# Group structure on $G/H$ when $H$ is not normal

Let $$G$$ be a group, $$H$$ a subgroup, and $$G/H$$ the set of left cosets of $$H$$ in $$G$$. We can give this set an operation $$*$$, defined by $$(g_1H) * (g_2H) = (g_1g_2)H$$, which is well-defined if and only if $$H$$ is normal in $$G$$. In this case $$(G/H, *)$$ is a group.

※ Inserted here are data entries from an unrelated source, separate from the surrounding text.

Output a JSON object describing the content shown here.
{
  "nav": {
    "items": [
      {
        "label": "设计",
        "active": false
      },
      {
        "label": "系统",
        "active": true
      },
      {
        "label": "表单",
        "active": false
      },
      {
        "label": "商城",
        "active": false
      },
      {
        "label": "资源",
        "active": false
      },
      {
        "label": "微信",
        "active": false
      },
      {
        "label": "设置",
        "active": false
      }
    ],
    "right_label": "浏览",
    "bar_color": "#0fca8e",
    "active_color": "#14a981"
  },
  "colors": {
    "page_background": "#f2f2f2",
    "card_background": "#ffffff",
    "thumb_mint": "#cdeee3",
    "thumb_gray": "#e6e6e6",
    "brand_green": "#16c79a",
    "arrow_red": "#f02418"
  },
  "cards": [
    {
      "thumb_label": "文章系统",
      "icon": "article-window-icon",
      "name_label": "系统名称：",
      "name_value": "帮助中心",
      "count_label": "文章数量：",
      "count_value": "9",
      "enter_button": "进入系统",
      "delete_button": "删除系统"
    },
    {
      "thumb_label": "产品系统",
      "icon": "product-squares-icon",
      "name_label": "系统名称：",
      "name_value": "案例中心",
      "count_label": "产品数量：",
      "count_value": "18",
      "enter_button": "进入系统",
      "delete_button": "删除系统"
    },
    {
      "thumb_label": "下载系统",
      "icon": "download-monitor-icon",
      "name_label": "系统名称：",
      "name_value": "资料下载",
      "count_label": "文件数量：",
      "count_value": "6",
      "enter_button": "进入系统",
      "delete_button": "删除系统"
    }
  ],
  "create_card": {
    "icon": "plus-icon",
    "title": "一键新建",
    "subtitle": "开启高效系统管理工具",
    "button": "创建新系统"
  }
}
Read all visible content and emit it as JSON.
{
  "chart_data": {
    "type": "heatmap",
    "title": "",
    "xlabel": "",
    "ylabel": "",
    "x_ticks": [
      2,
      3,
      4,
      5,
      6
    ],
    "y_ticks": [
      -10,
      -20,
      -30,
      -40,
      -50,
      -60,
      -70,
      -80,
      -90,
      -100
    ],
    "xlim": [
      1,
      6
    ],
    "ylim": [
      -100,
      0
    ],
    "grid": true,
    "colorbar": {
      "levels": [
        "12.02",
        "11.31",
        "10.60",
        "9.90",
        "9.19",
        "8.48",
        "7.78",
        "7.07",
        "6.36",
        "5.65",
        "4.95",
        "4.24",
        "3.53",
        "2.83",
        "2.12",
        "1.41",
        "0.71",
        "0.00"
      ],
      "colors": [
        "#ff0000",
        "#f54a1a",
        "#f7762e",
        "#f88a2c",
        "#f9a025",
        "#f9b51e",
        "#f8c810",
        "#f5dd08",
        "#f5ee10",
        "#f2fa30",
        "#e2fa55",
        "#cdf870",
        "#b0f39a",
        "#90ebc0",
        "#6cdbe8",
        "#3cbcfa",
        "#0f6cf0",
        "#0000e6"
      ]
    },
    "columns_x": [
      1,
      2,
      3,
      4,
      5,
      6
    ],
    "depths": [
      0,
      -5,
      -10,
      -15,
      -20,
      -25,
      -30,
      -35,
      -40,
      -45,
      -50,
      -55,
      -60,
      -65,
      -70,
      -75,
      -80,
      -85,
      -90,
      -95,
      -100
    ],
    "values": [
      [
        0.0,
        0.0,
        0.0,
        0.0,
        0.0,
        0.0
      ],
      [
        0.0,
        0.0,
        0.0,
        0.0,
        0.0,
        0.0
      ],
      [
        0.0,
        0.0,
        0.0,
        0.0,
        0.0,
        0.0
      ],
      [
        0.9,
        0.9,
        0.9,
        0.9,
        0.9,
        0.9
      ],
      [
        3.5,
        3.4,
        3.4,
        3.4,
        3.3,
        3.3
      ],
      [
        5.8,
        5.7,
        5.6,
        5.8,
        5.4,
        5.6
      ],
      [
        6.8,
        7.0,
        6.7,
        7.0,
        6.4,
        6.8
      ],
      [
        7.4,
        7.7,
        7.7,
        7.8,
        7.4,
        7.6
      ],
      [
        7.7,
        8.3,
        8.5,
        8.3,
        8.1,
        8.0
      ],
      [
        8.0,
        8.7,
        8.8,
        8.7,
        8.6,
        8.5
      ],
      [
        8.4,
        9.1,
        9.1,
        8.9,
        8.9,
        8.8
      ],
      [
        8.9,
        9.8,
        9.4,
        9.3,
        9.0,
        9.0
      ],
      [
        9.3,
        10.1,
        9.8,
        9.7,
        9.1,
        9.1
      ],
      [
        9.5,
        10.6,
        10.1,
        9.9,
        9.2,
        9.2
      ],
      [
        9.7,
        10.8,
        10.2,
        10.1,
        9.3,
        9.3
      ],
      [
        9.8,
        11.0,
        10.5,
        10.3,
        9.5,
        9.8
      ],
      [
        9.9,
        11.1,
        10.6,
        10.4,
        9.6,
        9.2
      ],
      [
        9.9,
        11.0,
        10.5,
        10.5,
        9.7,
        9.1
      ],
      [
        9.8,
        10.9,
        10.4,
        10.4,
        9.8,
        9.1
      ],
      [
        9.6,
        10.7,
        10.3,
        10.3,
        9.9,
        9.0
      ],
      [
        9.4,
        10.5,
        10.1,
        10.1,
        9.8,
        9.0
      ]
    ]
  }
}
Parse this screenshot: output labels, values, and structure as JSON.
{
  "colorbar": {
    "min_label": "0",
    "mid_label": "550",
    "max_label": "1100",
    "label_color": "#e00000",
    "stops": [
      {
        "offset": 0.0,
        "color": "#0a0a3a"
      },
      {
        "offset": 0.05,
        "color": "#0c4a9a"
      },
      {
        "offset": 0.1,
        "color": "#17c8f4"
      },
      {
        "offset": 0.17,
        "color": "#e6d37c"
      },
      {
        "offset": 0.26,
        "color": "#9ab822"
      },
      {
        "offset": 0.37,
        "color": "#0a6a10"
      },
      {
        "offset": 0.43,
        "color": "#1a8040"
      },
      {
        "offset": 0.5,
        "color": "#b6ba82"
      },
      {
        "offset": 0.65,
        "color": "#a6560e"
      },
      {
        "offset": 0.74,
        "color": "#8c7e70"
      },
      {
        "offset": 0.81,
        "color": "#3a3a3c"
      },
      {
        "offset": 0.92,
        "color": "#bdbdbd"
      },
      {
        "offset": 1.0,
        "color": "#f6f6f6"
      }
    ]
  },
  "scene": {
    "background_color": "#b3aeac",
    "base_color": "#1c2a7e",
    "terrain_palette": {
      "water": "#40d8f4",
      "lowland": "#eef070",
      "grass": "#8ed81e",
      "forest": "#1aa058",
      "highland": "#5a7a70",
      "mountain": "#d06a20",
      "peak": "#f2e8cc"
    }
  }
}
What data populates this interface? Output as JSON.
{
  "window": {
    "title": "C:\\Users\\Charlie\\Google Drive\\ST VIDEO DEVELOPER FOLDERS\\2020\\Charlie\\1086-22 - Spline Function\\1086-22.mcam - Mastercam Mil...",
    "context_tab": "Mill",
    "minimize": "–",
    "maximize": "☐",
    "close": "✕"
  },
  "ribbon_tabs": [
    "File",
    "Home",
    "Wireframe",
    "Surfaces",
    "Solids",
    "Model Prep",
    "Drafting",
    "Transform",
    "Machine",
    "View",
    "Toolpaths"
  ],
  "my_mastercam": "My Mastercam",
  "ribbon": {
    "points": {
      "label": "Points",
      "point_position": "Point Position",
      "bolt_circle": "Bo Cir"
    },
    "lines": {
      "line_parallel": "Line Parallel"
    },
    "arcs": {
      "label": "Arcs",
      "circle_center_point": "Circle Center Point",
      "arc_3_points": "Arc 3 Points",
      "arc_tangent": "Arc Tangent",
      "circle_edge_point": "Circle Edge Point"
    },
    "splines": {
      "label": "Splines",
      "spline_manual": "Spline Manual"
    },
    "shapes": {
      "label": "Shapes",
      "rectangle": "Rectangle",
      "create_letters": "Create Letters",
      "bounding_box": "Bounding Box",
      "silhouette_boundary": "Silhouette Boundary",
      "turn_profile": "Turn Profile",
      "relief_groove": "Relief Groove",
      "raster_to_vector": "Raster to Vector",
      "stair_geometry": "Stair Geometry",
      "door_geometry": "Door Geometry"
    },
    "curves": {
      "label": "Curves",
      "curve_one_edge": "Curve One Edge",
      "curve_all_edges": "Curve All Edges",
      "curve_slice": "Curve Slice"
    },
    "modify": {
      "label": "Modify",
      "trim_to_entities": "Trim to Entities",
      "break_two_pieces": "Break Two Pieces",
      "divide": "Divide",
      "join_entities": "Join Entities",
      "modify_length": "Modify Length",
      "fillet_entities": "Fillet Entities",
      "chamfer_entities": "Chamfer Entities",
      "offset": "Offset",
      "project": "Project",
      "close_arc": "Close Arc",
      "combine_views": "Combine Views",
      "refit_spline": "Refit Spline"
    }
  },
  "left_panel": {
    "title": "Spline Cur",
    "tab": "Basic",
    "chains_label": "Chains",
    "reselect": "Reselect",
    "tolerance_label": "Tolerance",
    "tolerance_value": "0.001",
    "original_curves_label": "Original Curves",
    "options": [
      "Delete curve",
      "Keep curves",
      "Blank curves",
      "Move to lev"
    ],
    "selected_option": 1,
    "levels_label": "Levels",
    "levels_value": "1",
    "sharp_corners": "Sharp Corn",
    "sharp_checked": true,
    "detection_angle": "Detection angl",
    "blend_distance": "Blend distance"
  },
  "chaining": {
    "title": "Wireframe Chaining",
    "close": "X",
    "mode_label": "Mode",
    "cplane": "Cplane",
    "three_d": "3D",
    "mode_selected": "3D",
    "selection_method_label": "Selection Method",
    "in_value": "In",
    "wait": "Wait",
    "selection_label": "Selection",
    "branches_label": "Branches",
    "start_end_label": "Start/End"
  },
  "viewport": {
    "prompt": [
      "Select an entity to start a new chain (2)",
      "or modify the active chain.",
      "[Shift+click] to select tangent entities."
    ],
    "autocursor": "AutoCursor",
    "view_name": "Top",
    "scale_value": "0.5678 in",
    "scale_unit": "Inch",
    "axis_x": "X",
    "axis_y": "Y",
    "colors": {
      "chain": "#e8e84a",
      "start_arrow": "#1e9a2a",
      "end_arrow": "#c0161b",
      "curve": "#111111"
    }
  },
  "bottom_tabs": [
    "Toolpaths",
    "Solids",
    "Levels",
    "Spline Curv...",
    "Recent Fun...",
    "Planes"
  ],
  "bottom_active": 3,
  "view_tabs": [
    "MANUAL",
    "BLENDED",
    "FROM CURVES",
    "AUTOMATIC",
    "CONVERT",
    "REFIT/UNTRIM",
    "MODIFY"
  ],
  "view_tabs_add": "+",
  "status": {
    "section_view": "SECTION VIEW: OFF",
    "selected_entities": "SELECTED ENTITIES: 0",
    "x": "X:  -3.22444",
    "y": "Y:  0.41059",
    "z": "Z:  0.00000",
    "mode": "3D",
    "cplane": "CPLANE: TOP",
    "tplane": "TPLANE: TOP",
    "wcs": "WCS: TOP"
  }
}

However, even if $$H$$ is not normal, $$G/H$$ can still be given a group structure since every non-empty set admits a group structure (assuming the Axiom of Choice). I assume that there is no "natural" way to assign a group structure to $$G/H$$ that ends up being useful. In what sense, if any at all, can this last sentence be made precise? Can it be made more general (e.g. categorical)?

• I don't really see the point of why you would want to invoke axiom of choice. Sure, you can make $G/H$ a group but this group structure has absolutely nothing to do with the group structure of $G$. It's completely unnatural, in my opinion. Jun 11 at 20:25
• @daruma isn't the point of the question: "We can do it via AoC, and this is unnatural. Is there sometimes a more natural way, which does have something to do with the group?" Jun 11 at 20:27
• @user1729 Exactly. Jun 11 at 20:34

You can say this maybe as follows. There is no group structure on $$G/H$$ for which the projection map $$G \to G/H$$ is a group homomorphism (unless $$H$$ is normal in $$G$$).
You can take the categorical thing, the group via which all morphisms from $$G$$ which are trivial on $$H$$ factor. This will give you $$G/H^{\prime}$$ where $$H^{\prime}$$ is the "normal closure" of $$H$$ in $$G$$.